Looking after your mental health during the coronavirus pandemic
by Tom Home
Inherently, we are a social species and because of this, require a certain amount of communicative interaction every day. With many people resorting to working from home and self-isolation restrictions reducing our abilities to see family, friends and colleagues, it is easy to understand how feelings of loneliness, disassociation and helplessness can become overwhelming for some.
Following Boris Johnson’s recent announcement that the British public should be remaining within the confines of their homes as much as possible, it is crucial that we are doing as much as possible to look after our mental health during this period of uncertainty. With the hope of providing some helpful guidance and advice, here are some of my top tips for looking after your mental health over the coming weeks and months.
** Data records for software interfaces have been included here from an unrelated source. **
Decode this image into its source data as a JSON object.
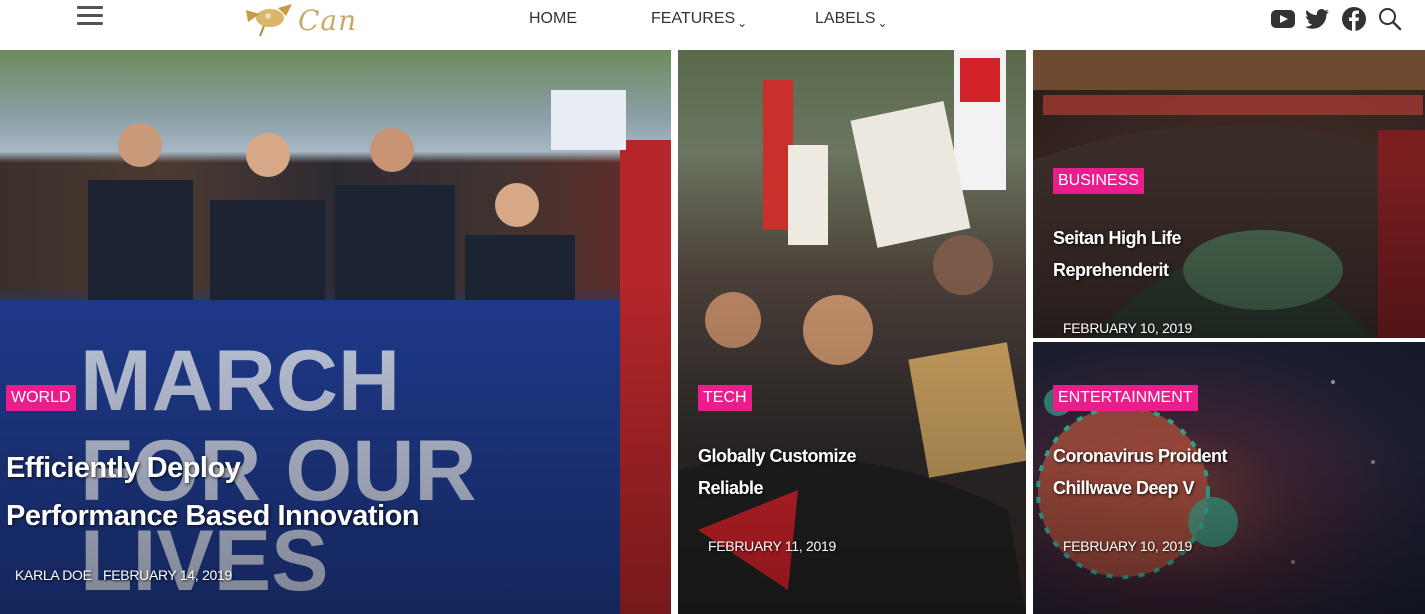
{
  "header": {
    "logo_text": "Can",
    "nav": [
      {
        "label": "HOME",
        "has_dropdown": false
      },
      {
        "label": "FEATURES",
        "has_dropdown": true
      },
      {
        "label": "LABELS",
        "has_dropdown": true
      }
    ],
    "social_icons": [
      "youtube-icon",
      "twitter-icon",
      "facebook-icon",
      "search-icon"
    ]
  },
  "colors": {
    "tag_bg": "#e91e8c",
    "text": "#ffffff",
    "nav_text": "#333333"
  },
  "posts": [
    {
      "tag": "WORLD",
      "title_line1": "Efficiently Deploy",
      "title_line2": "Performance Based Innovation",
      "author": "KARLA DOE",
      "date": "FEBRUARY 14, 2019"
    },
    {
      "tag": "TECH",
      "title_line1": "Globally Customize",
      "title_line2": "Reliable",
      "date": "FEBRUARY 11, 2019"
    },
    {
      "tag": "BUSINESS",
      "title_line1": "Seitan High Life",
      "title_line2": "Reprehenderit",
      "date": "FEBRUARY 10, 2019"
    },
    {
      "tag": "ENTERTAINMENT",
      "title_line1": "Coronavirus Proident",
      "title_line2": "Chillwave Deep V",
      "date": "FEBRUARY 10, 2019"
    }
  ]
}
Whether or not you’ve found yourself working from home, implementing a routine is an ideal way of providing structure in day-to-day life. During these unsettling times, it is important to focus on what elements of your life are in your control, rather than ruminating on what is not. Getting out of bed, showering and having a hearty breakfast are excellent ways of staring the morning positively and setting you up, physically and mentally, for the day ahead.
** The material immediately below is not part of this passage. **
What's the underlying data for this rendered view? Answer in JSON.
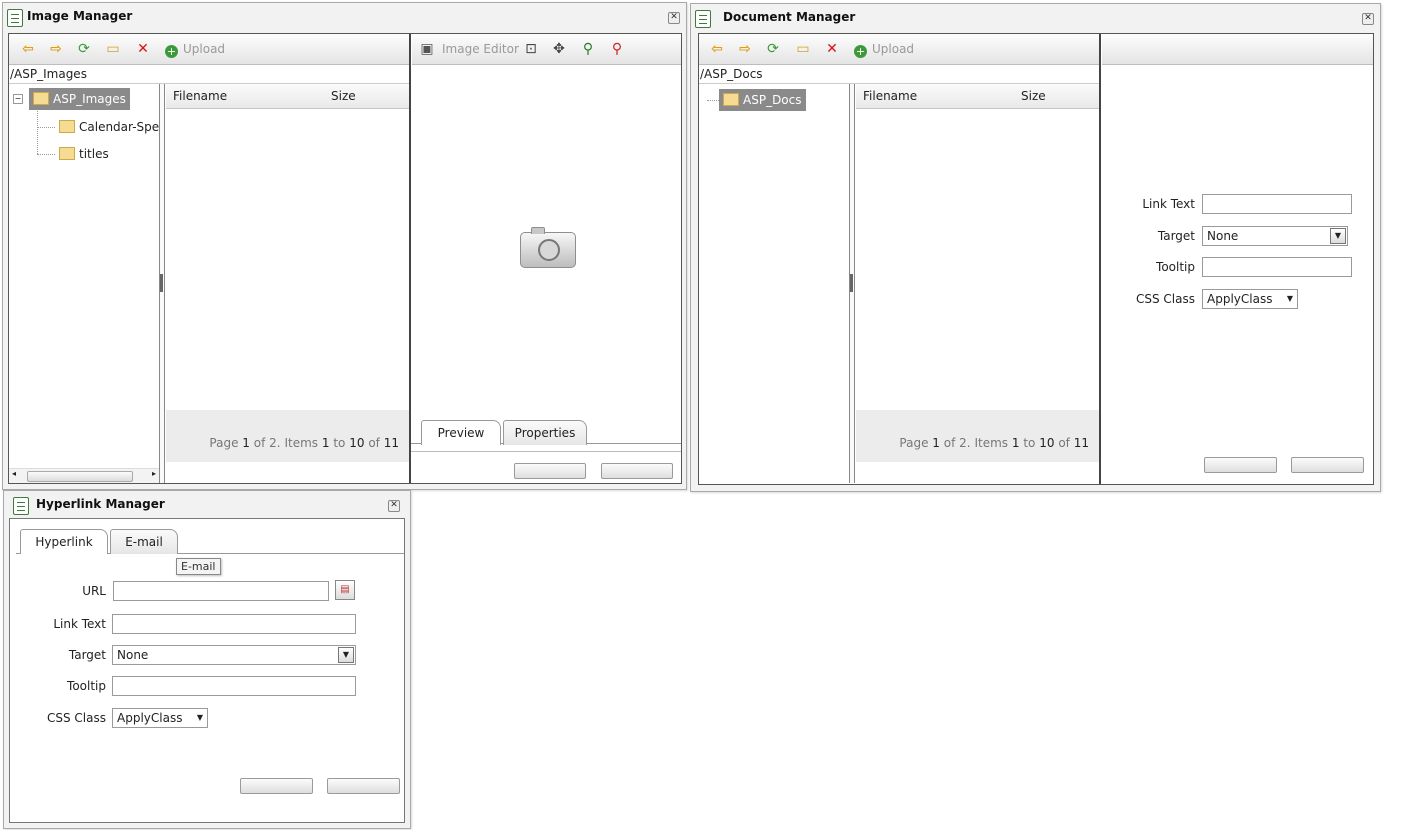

Whilst being home-based, it is essential to ensure that you’re allowing yourself time to go outside, get some fresh air and exercise. With all gyms, leisure centres and fitness clubs closed until further notice, we must each become more responsible for keeping ourselves active. Whether it be through running, cycling or just taking the dog for a walk, increasing our levels of physical activity reduces stress, boosts energy levels and encourages improved sleep. You can read the Mental Health Foundation’s guide on keeping active here for some ideas to get you started.
As previously mentioned, we must focus on the controllable aspects of our lives and relax by focusing on the present. This can both improve our mental health and significantly reduce the impact of negative thoughts. At times, we can feel so tense and anxious that it is easy to forget what it means to be relaxed but meditation and breathing techniques, such as mindfulness and progressive muscle relaxation, are both brilliant for recognising when you’re beginning to feel tense and how to ground your trail of thought when this happens. A range of relaxation techniques from the NHS are available here.
Last but by no means least, keep on being sociable! Thanks to the plethora of connective technologies that are readily available to us, just because we cannot physically be with someone does not mean we can’t spend time with them. Whether via email, social media, phone or video, we all have the ability to remain in contact with our nearest and dearest. Make a conscious effort to set aside some time to have an actual conversation with someone at least a few times a week, for their benefit as much as your own.
For the foreseeable future, the only certainty is uncertainty. Amidst these unsettling times, everyone must make their mental health a priority and be sure to do everything in their power to preserve their wellbeing. If you begin to feel alone, isolated or lonely, you must talk about how you’re feeling – a problem shared is a problem halved.